|4||Acute toxicity||Intraperitoneal injection||Mouse||150 mg/kg|
|5||Acute toxicity||Subcutaneous injection||Mouse||2500 mg/kg|
|6||Acute toxicity||Oral||Rabbit||2230 mg/kg|
|7||Acute toxicity||Skin surface||Rabbit||3 ml/kg|
|8||Acute toxicity||Oral||Guinea pig||4 mg/kg|
|9||Acute toxicity||Oral||Mammal||6500 mg/kg|
|10||Chronic toxicity||Oral||Rat||12 mg/kg/12D-I|
|11||Chronic toxicity||Oral||Rat||42 mg/kg/8W-C|
|12||Chronic toxicity||Oral||Rat||5460 mg/kg/13W-C|
|13||Chronic toxicity||Oral||Rat||31500 mg/kg/9W-I|
|14||Chronic toxicity||Oral||Rat||455 mg/kg/26W-I|
|15||Chronic toxicity||Inhale||Rat||150 mg/m3/6H/13W-I|
|16||Chronic toxicity||Inhale||Rat||47 mg/m3/2H/19W-I|
|17||Chronic toxicity||Oral||Mouse||273 mg/kg/13W-C|
|18||Chronic toxicity||Inhale||Mouse||200 mg/m3/2H/41D-I|
|19||Chronic toxicity||Oral||Rabbit||31500 mg/kg/9W-I|
|20||Chronic toxicity||Oral||Rabbit||4550 mg/kg/26W-I|
|21||Eye toxicity||Skin surface||Rabbit||250 mg|
|22||Eye toxicity||Skin surface||Rabbit||500 mg/24H|
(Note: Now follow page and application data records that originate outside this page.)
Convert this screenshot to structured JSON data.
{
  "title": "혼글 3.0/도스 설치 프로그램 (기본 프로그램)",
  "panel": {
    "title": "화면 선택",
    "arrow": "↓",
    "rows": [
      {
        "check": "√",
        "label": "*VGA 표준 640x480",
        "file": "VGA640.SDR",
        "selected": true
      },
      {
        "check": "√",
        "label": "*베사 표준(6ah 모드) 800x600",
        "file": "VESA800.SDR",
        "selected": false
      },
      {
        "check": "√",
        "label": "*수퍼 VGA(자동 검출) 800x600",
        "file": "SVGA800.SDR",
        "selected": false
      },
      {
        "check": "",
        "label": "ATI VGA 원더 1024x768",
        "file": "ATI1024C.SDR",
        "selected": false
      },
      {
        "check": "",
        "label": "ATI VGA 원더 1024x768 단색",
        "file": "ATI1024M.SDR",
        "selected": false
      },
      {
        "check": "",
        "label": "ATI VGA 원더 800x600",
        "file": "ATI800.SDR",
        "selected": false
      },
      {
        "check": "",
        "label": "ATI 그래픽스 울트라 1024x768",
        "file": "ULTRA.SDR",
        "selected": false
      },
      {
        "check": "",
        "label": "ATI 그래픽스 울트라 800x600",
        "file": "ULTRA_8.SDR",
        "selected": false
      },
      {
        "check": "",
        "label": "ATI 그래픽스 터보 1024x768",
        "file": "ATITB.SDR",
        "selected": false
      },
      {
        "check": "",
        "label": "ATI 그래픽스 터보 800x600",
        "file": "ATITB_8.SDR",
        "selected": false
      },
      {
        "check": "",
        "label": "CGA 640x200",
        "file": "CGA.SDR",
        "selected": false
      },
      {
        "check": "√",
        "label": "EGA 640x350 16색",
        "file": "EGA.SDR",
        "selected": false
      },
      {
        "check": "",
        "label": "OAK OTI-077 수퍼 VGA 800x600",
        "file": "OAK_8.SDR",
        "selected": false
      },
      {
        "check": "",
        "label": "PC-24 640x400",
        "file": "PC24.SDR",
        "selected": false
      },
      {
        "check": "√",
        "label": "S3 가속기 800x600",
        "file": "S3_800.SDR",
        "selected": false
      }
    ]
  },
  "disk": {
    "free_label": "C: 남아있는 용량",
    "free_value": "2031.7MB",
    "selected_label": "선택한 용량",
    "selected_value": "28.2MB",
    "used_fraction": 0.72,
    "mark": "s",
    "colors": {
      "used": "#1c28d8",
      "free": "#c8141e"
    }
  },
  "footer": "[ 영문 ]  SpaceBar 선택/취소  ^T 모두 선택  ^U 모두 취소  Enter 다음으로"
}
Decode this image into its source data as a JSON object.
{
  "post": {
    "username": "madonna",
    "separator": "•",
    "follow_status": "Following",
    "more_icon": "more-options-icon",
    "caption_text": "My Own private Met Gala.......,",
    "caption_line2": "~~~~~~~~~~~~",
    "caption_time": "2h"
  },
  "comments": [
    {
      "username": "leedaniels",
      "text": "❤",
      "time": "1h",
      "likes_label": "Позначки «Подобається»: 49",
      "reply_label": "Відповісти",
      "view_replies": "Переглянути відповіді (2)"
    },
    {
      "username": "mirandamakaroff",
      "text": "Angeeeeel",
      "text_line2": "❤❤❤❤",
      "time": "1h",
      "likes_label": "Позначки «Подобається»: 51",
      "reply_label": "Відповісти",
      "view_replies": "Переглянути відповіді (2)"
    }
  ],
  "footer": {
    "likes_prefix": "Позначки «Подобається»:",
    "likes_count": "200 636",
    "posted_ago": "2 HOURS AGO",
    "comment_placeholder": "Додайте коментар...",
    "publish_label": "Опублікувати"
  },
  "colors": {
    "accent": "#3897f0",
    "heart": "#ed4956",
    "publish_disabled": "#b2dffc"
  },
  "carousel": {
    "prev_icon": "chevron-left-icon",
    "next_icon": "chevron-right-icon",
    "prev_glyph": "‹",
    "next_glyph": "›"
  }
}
|23||Eye toxicity||In the eye||Rabbit||250 ug/24H|
|24||Mutation toxicity||Rat liver||200 umol/L|
|25||Mutation toxicity||Intraperitoneal injection||Rat||200 mg/kg|
|26||Mutation toxicity||Oral||Rat||800 mg/kg/4D (continued）|
|27||Mutation toxicity||Hamster lung||200 umol/L|
|28||Mutation toxicity||Hamster ovary||400 umol/L|
|29||Mutation toxicity||Hamster ovary||400 umol/L|
|30||Reproductive toxicity||Oral||Rat||mg/kg, 6-15 days after female conception|
|31||Reproductive toxicity||Oral||Rat||15 mg/kg, 6-15 days after female conception|
|32||Reproductive toxicity||Oral||Rat||/kg, 21 days before 10 days of female conception|
|33||Reproductive toxicity||Oral||Rat||6400 ug/kg, 13-22 days after female conception|
|34||Reproductive toxicity||Intraperitoneal injection||Rat||1275 mg/kg, 1-15 days after female conception|
|35||Reproductive toxicity||Intraperitoneal injection||Rat||1275 mg/kg, 1-15 days after female conception|
|36||Reproductive toxicity||Intraperitoneal injection||Rat||1875 mg/kg, 1-15 days after female conception|
|37||Reproductive toxicity||Intraperitoneal injection||Rat||1275 mg/kg, 1-15 days after female conception|
|38||Reproductive toxicity||Intraperitoneal injection||Rat||1875 mg/kg, 1-15 days after female conception|